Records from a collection
'''

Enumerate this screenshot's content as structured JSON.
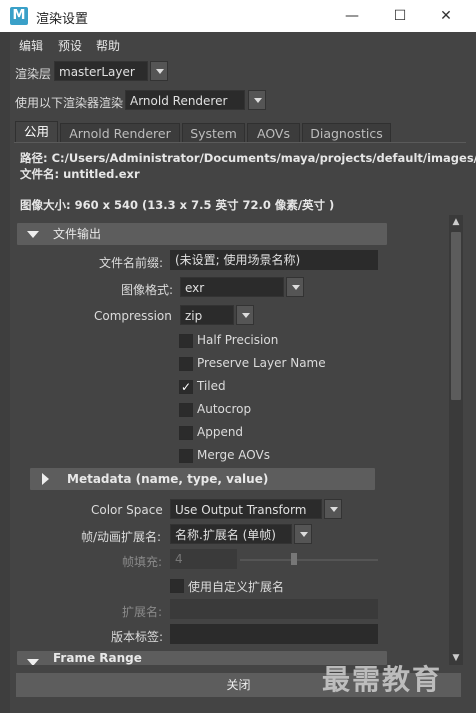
{
  "window": {
    "title": "渲染设置",
    "app_icon_letter": "M",
    "controls": [
      "—",
      "☐",
      "✕"
    ]
  },
  "menu": [
    "编辑",
    "预设",
    "帮助"
  ],
  "render_layer": {
    "label": "渲染层",
    "value": "masterLayer"
  },
  "renderer": {
    "label": "使用以下渲染器渲染",
    "value": "Arnold Renderer"
  },
  "tabs": [
    "公用",
    "Arnold Renderer",
    "System",
    "AOVs",
    "Diagnostics"
  ],
  "info": {
    "path": "路径: C:/Users/Administrator/Documents/maya/projects/default/images/",
    "filename": "文件名: untitled.exr",
    "image_size": "图像大小: 960 x 540 (13.3 x 7.5 英寸 72.0 像素/英寸 )"
  },
  "file_output": {
    "header": "文件输出",
    "prefix_label": "文件名前缀:",
    "prefix_value": "(未设置; 使用场景名称)",
    "format_label": "图像格式:",
    "format_value": "exr",
    "compression_label": "Compression",
    "compression_value": "zip",
    "checkboxes": [
      {
        "label": "Half Precision",
        "checked": false
      },
      {
        "label": "Preserve Layer Name",
        "checked": false
      },
      {
        "label": "Tiled",
        "checked": true
      },
      {
        "label": "Autocrop",
        "checked": false
      },
      {
        "label": "Append",
        "checked": false
      },
      {
        "label": "Merge AOVs",
        "checked": false
      }
    ],
    "metadata_header": "Metadata (name, type, value)",
    "color_space_label": "Color Space",
    "color_space_value": "Use Output Transform",
    "frame_ext_label": "帧/动画扩展名:",
    "frame_ext_value": "名称.扩展名 (单帧)",
    "padding_label": "帧填充:",
    "padding_value": "4",
    "padding_level": 0.6,
    "custom_ext_label": "使用自定义扩展名",
    "custom_ext_checked": false,
    "ext_label": "扩展名:",
    "ext_value": "",
    "version_label": "版本标签:",
    "version_value": ""
  },
  "frame_range_header": "Frame Range",
  "close_button": "关闭",
  "watermark": "最需教育",
  "colors": {
    "background": "#444444",
    "field": "#2b2b2b",
    "header": "#5d5d5d"
  }
}
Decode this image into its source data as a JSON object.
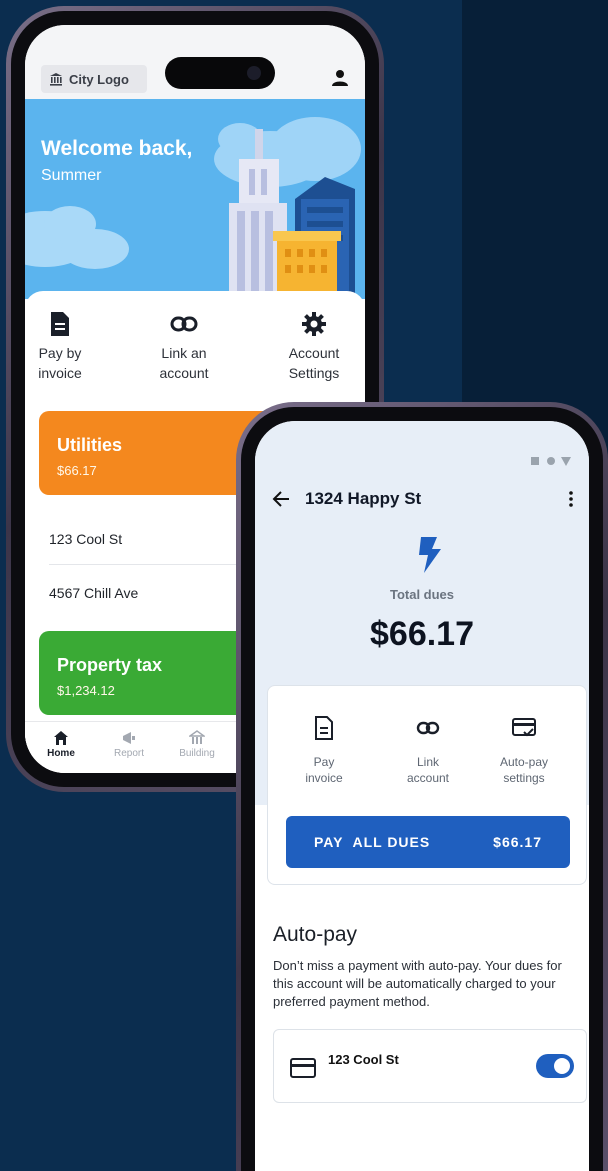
{
  "phone1": {
    "logo_label": "City Logo",
    "welcome_title": "Welcome back,",
    "user_name": "Summer",
    "quick_actions": [
      {
        "label_line1": "Pay by",
        "label_line2": "invoice",
        "icon": "invoice-icon"
      },
      {
        "label_line1": "Link an",
        "label_line2": "account",
        "icon": "link-icon"
      },
      {
        "label_line1": "Account",
        "label_line2": "Settings",
        "icon": "gear-icon"
      }
    ],
    "utilities": {
      "title": "Utilities",
      "amount": "$66.17"
    },
    "addresses": [
      "123 Cool St",
      "4567 Chill Ave"
    ],
    "property_tax": {
      "title": "Property tax",
      "amount": "$1,234.12"
    },
    "nav": [
      {
        "label": "Home",
        "icon": "home-icon"
      },
      {
        "label": "Report",
        "icon": "megaphone-icon"
      },
      {
        "label": "Building",
        "icon": "building-icon"
      }
    ]
  },
  "phone2": {
    "title": "1324 Happy St",
    "total_label": "Total dues",
    "total_value": "$66.17",
    "actions": [
      {
        "label_line1": "Pay",
        "label_line2": "invoice",
        "icon": "invoice-icon"
      },
      {
        "label_line1": "Link",
        "label_line2": "account",
        "icon": "link-icon"
      },
      {
        "label_line1": "Auto-pay",
        "label_line2": "settings",
        "icon": "card-check-icon"
      }
    ],
    "pay_all_label": "PAY  ALL DUES",
    "pay_all_amount": "$66.17",
    "autopay_heading": "Auto-pay",
    "autopay_description": "Don’t miss a payment with auto-pay. Your dues for this account will be automatically charged to your preferred payment method.",
    "autopay_address": "123 Cool St",
    "autopay_enabled": true
  },
  "colors": {
    "background": "#0b2d4f",
    "hero_blue": "#5bb4ee",
    "utilities_orange": "#f4881e",
    "property_tax_green": "#3aaa35",
    "primary_blue": "#1f5fbf"
  }
}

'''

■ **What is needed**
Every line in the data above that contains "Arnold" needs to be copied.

■ **Solution below**
    "value": "Arnold Renderer"
    "Arnold Renderer",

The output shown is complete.